■ PROBLEM TO SOLVE: Type out every line below exactly as it reads.

::::::::::

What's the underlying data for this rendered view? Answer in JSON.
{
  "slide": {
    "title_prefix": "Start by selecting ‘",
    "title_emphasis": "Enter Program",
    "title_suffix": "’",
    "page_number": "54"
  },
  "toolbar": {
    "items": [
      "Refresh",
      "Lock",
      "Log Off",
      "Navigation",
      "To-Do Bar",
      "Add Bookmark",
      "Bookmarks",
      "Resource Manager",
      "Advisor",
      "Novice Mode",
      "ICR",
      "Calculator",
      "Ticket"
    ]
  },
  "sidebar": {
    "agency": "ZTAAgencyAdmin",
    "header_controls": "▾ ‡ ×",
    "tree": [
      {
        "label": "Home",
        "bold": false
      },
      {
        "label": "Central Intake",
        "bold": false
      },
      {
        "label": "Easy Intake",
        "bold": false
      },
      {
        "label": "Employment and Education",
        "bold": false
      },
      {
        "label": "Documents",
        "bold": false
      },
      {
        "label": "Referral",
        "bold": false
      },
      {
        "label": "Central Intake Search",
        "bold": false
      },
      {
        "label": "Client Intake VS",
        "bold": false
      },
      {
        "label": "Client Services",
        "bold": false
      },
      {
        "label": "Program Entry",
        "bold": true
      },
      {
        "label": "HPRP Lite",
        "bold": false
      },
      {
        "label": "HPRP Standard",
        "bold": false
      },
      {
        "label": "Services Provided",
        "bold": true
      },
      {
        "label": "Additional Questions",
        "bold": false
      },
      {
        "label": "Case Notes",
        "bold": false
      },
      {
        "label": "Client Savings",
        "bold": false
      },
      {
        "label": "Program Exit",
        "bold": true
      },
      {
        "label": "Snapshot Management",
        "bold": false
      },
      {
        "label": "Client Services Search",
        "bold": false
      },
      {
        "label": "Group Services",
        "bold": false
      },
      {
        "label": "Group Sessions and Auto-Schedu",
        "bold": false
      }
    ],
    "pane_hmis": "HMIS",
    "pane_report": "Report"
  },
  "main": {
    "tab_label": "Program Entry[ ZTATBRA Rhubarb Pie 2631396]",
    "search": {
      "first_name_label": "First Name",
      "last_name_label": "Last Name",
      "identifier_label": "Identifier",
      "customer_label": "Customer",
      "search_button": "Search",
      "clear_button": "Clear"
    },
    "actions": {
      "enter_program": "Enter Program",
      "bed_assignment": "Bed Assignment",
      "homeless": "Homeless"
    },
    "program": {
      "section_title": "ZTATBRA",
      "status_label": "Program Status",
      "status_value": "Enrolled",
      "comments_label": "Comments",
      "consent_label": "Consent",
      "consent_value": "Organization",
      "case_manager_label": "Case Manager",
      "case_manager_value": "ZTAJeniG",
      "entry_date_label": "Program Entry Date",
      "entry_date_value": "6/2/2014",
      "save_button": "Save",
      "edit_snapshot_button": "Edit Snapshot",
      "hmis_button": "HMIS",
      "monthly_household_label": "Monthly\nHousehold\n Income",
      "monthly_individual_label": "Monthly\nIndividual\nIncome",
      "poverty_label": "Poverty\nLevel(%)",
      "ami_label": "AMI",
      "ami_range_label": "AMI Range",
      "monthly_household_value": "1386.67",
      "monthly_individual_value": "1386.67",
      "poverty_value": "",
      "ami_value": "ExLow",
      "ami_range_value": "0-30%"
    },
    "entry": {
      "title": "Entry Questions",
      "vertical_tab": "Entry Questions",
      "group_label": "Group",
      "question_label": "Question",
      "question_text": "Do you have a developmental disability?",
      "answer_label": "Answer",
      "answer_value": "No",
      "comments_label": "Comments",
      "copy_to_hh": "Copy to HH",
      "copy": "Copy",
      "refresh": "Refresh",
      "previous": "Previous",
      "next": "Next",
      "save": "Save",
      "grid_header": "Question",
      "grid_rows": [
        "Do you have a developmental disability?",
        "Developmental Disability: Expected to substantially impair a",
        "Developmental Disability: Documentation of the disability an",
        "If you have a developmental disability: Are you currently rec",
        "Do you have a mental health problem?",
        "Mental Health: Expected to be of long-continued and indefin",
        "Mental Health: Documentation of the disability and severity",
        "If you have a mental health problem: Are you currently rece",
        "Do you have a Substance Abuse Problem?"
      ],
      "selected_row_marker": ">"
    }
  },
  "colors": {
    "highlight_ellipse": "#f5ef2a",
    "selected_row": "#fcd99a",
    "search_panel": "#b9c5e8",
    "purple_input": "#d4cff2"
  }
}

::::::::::

■ RESPONSE TO THE EXERCISE:
What's the underlying data for this rendered view? Answer in JSON.
{
  "slide": {
    "title_prefix": "Start by selecting ‘",
    "title_emphasis": "Enter Program",
    "title_suffix": "’",
    "page_number": "54"
  },
  "toolbar": {
    "items": [
      "Refresh",
      "Lock",
      "Log Off",
      "Navigation",
      "To-Do Bar",
      "Add Bookmark",
      "Bookmarks",
      "Resource Manager",
      "Advisor",
      "Novice Mode",
      "ICR",
      "Calculator",
      "Ticket"
    ]
  },
  "sidebar": {
    "agency": "ZTAAgencyAdmin",
    "header_controls": "▾ ‡ ×",
    "tree": [
      {
        "label": "Home",
        "bold": false
      },
      {
        "label": "Central Intake",
        "bold": false
      },
      {
        "label": "Easy Intake",
        "bold": false
      },
      {
        "label": "Employment and Education",
        "bold": false
      },
      {
        "label": "Documents",
        "bold": false
      },
      {
        "label": "Referral",
        "bold": false
      },
      {
        "label": "Central Intake Search",
        "bold": false
      },
      {
        "label": "Client Intake VS",
        "bold": false
      },
      {
        "label": "Client Services",
        "bold": false
      },
      {
        "label": "Program Entry",
        "bold": true
      },
      {
        "label": "HPRP Lite",
        "bold": false
      },
      {
        "label": "HPRP Standard",
        "bold": false
      },
      {
        "label": "Services Provided",
        "bold": true
      },
      {
        "label": "Additional Questions",
        "bold": false
      },
      {
        "label": "Case Notes",
        "bold": false
      },
      {
        "label": "Client Savings",
        "bold": false
      },
      {
        "label": "Program Exit",
        "bold": true
      },
      {
        "label": "Snapshot Management",
        "bold": false
      },
      {
        "label": "Client Services Search",
        "bold": false
      },
      {
        "label": "Group Services",
        "bold": false
      },
      {
        "label": "Group Sessions and Auto-Schedu",
        "bold": false
      }
    ],
    "pane_hmis": "HMIS",
    "pane_report": "Report"
  },
  "main": {
    "tab_label": "Program Entry[ ZTATBRA Rhubarb Pie 2631396]",
    "search": {
      "first_name_label": "First Name",
      "last_name_label": "Last Name",
      "identifier_label": "Identifier",
      "customer_label": "Customer",
      "search_button": "Search",
      "clear_button": "Clear"
    },
    "actions": {
      "enter_program": "Enter Program",
      "bed_assignment": "Bed Assignment",
      "homeless": "Homeless"
    },
    "program": {
      "section_title": "ZTATBRA",
      "status_label": "Program Status",
      "status_value": "Enrolled",
      "comments_label": "Comments",
      "consent_label": "Consent",
      "consent_value": "Organization",
      "case_manager_label": "Case Manager",
      "case_manager_value": "ZTAJeniG",
      "entry_date_label": "Program Entry Date",
      "entry_date_value": "6/2/2014",
      "save_button": "Save",
      "edit_snapshot_button": "Edit Snapshot",
      "hmis_button": "HMIS",
      "monthly_household_label": "Monthly\nHousehold\n Income",
      "monthly_individual_label": "Monthly\nIndividual\nIncome",
      "poverty_label": "Poverty\nLevel(%)",
      "ami_label": "AMI",
      "ami_range_label": "AMI Range",
      "monthly_household_value": "1386.67",
      "monthly_individual_value": "1386.67",
      "poverty_value": "",
      "ami_value": "ExLow",
      "ami_range_value": "0-30%"
    },
    "entry": {
      "title": "Entry Questions",
      "vertical_tab": "Entry Questions",
      "group_label": "Group",
      "question_label": "Question",
      "question_text": "Do you have a developmental disability?",
      "answer_label": "Answer",
      "answer_value": "No",
      "comments_label": "Comments",
      "copy_to_hh": "Copy to HH",
      "copy": "Copy",
      "refresh": "Refresh",
      "previous": "Previous",
      "next": "Next",
      "save": "Save",
      "grid_header": "Question",
      "grid_rows": [
        "Do you have a developmental disability?",
        "Developmental Disability: Expected to substantially impair a",
        "Developmental Disability: Documentation of the disability an",
        "If you have a developmental disability: Are you currently rec",
        "Do you have a mental health problem?",
        "Mental Health: Expected to be of long-continued and indefin",
        "Mental Health: Documentation of the disability and severity",
        "If you have a mental health problem: Are you currently rece",
        "Do you have a Substance Abuse Problem?"
      ],
      "selected_row_marker": ">"
    }
  },
  "colors": {
    "highlight_ellipse": "#f5ef2a",
    "selected_row": "#fcd99a",
    "search_panel": "#b9c5e8",
    "purple_input": "#d4cff2"
  }
}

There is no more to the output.